> _Instructions to follow_:
If an entry holds a picture, leave that picture out and reproduce everything else exactly.

> _Provided material_:
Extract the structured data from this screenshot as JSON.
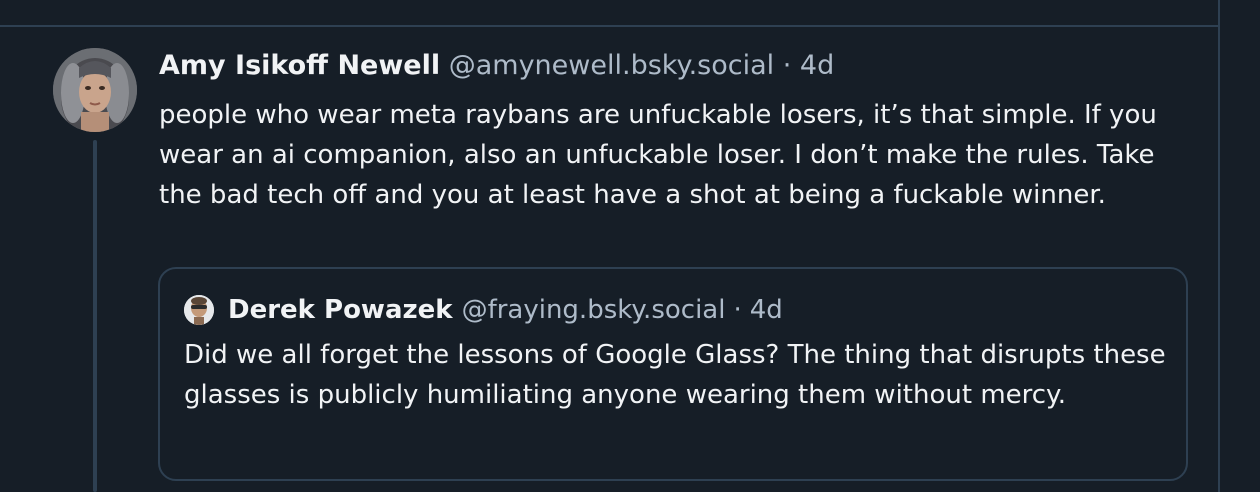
{
  "post": {
    "author_name": "Amy Isikoff Newell",
    "author_handle": "@amynewell.bsky.social",
    "separator": "·",
    "time": "4d",
    "text": "people who wear meta raybans are unfuckable losers, it’s that simple. If you wear an ai companion, also an unfuckable loser. I don’t make the rules. Take the bad tech off and you at least have a shot at being a fuckable winner."
  },
  "quote": {
    "author_name": "Derek Powazek",
    "author_handle": "@fraying.bsky.social",
    "separator": "·",
    "time": "4d",
    "text": "Did we all forget the lessons of Google Glass? The thing that disrupts these glasses is publicly humiliating anyone wearing them without mercy."
  },
  "colors": {
    "background": "#161e27",
    "border": "#2e4052",
    "text_primary": "#f1f3f5",
    "text_secondary": "#aebbc9"
  }
}
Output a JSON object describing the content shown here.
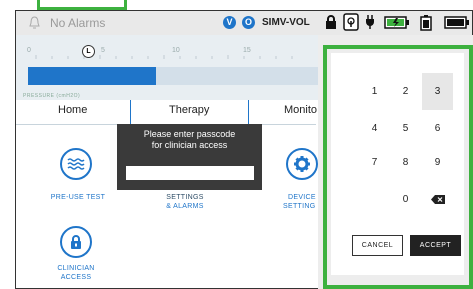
{
  "status": {
    "alarm_text": "No Alarms",
    "badge_v": "V",
    "badge_o": "O",
    "mode": "SIMV-VOL"
  },
  "pressure": {
    "ticks": [
      "0",
      "5",
      "10",
      "15"
    ],
    "marker": "L",
    "label": "PRESSURE (cmH2O)",
    "fill_fraction": 0.44
  },
  "tabs": [
    "Home",
    "Therapy",
    "Monito"
  ],
  "dialog": {
    "line1": "Please enter passcode",
    "line2": "for clinician access",
    "input_value": ""
  },
  "icons": {
    "pre_use_test": "PRE-USE TEST",
    "settings_line1": "SETTINGS",
    "settings_line2": "& ALARMS",
    "device_line1": "DEVICE",
    "device_line2": "SETTING",
    "clinician_line1": "CLINICIAN",
    "clinician_line2": "ACCESS"
  },
  "keypad": {
    "rows": [
      [
        "1",
        "2",
        "3"
      ],
      [
        "4",
        "5",
        "6"
      ],
      [
        "7",
        "8",
        "9"
      ],
      [
        "",
        "0",
        "⌫"
      ]
    ],
    "cancel": "CANCEL",
    "accept": "ACCEPT"
  },
  "colors": {
    "accent": "#1f75c9",
    "highlight": "#3db13f"
  }
}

> _Result of this exercise_:
Extract the structured data from this screenshot as JSON.
{
  "post": {
    "author_name": "Amy Isikoff Newell",
    "author_handle": "@amynewell.bsky.social",
    "separator": "·",
    "time": "4d",
    "text": "people who wear meta raybans are unfuckable losers, it’s that simple. If you wear an ai companion, also an unfuckable loser. I don’t make the rules. Take the bad tech off and you at least have a shot at being a fuckable winner."
  },
  "quote": {
    "author_name": "Derek Powazek",
    "author_handle": "@fraying.bsky.social",
    "separator": "·",
    "time": "4d",
    "text": "Did we all forget the lessons of Google Glass? The thing that disrupts these glasses is publicly humiliating anyone wearing them without mercy."
  },
  "colors": {
    "background": "#161e27",
    "border": "#2e4052",
    "text_primary": "#f1f3f5",
    "text_secondary": "#aebbc9"
  }
}
Output a JSON object describing the content shown here.
{
  "status": {
    "alarm_text": "No Alarms",
    "badge_v": "V",
    "badge_o": "O",
    "mode": "SIMV-VOL"
  },
  "pressure": {
    "ticks": [
      "0",
      "5",
      "10",
      "15"
    ],
    "marker": "L",
    "label": "PRESSURE (cmH2O)",
    "fill_fraction": 0.44
  },
  "tabs": [
    "Home",
    "Therapy",
    "Monito"
  ],
  "dialog": {
    "line1": "Please enter passcode",
    "line2": "for clinician access",
    "input_value": ""
  },
  "icons": {
    "pre_use_test": "PRE-USE TEST",
    "settings_line1": "SETTINGS",
    "settings_line2": "& ALARMS",
    "device_line1": "DEVICE",
    "device_line2": "SETTING",
    "clinician_line1": "CLINICIAN",
    "clinician_line2": "ACCESS"
  },
  "keypad": {
    "rows": [
      [
        "1",
        "2",
        "3"
      ],
      [
        "4",
        "5",
        "6"
      ],
      [
        "7",
        "8",
        "9"
      ],
      [
        "",
        "0",
        "⌫"
      ]
    ],
    "cancel": "CANCEL",
    "accept": "ACCEPT"
  },
  "colors": {
    "accent": "#1f75c9",
    "highlight": "#3db13f"
  }
}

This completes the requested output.